(Stored dataset items)
↓
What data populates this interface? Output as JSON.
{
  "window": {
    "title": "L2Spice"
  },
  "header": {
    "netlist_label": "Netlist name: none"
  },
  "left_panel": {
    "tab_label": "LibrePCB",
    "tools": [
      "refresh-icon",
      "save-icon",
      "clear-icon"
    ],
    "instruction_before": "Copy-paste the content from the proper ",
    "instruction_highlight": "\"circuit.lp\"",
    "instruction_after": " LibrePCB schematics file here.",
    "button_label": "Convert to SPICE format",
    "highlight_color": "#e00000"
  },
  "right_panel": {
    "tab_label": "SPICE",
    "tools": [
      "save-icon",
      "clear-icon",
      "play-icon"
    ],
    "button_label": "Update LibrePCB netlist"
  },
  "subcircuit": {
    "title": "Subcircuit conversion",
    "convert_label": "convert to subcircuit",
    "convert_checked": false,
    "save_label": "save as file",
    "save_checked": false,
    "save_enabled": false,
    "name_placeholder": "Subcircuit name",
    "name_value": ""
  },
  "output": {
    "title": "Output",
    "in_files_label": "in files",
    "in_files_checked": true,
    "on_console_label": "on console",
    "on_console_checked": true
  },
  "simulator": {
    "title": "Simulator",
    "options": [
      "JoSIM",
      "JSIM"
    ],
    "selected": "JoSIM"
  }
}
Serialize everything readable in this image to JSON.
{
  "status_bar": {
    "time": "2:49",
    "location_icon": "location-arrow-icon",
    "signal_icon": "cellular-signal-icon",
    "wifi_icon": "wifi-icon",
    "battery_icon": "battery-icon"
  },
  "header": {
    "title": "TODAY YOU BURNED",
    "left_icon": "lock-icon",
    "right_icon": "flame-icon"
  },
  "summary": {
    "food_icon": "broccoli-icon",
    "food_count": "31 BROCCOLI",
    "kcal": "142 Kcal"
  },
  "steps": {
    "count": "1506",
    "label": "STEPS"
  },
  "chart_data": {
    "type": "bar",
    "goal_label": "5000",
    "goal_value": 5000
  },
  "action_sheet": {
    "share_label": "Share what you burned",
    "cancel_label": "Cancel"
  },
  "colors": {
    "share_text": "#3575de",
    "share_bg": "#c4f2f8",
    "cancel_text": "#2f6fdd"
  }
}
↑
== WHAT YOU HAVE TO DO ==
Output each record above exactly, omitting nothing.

== SOLUTION ==
What data populates this interface? Output as JSON.
{
  "window": {
    "title": "L2Spice"
  },
  "header": {
    "netlist_label": "Netlist name: none"
  },
  "left_panel": {
    "tab_label": "LibrePCB",
    "tools": [
      "refresh-icon",
      "save-icon",
      "clear-icon"
    ],
    "instruction_before": "Copy-paste the content from the proper ",
    "instruction_highlight": "\"circuit.lp\"",
    "instruction_after": " LibrePCB schematics file here.",
    "button_label": "Convert to SPICE format",
    "highlight_color": "#e00000"
  },
  "right_panel": {
    "tab_label": "SPICE",
    "tools": [
      "save-icon",
      "clear-icon",
      "play-icon"
    ],
    "button_label": "Update LibrePCB netlist"
  },
  "subcircuit": {
    "title": "Subcircuit conversion",
    "convert_label": "convert to subcircuit",
    "convert_checked": false,
    "save_label": "save as file",
    "save_checked": false,
    "save_enabled": false,
    "name_placeholder": "Subcircuit name",
    "name_value": ""
  },
  "output": {
    "title": "Output",
    "in_files_label": "in files",
    "in_files_checked": true,
    "on_console_label": "on console",
    "on_console_checked": true
  },
  "simulator": {
    "title": "Simulator",
    "options": [
      "JoSIM",
      "JSIM"
    ],
    "selected": "JoSIM"
  }
}
Serialize everything readable in this image to JSON.
{
  "status_bar": {
    "time": "2:49",
    "location_icon": "location-arrow-icon",
    "signal_icon": "cellular-signal-icon",
    "wifi_icon": "wifi-icon",
    "battery_icon": "battery-icon"
  },
  "header": {
    "title": "TODAY YOU BURNED",
    "left_icon": "lock-icon",
    "right_icon": "flame-icon"
  },
  "summary": {
    "food_icon": "broccoli-icon",
    "food_count": "31 BROCCOLI",
    "kcal": "142 Kcal"
  },
  "steps": {
    "count": "1506",
    "label": "STEPS"
  },
  "chart_data": {
    "type": "bar",
    "goal_label": "5000",
    "goal_value": 5000
  },
  "action_sheet": {
    "share_label": "Share what you burned",
    "cancel_label": "Cancel"
  },
  "colors": {
    "share_text": "#3575de",
    "share_bg": "#c4f2f8",
    "cancel_text": "#2f6fdd"
  }
}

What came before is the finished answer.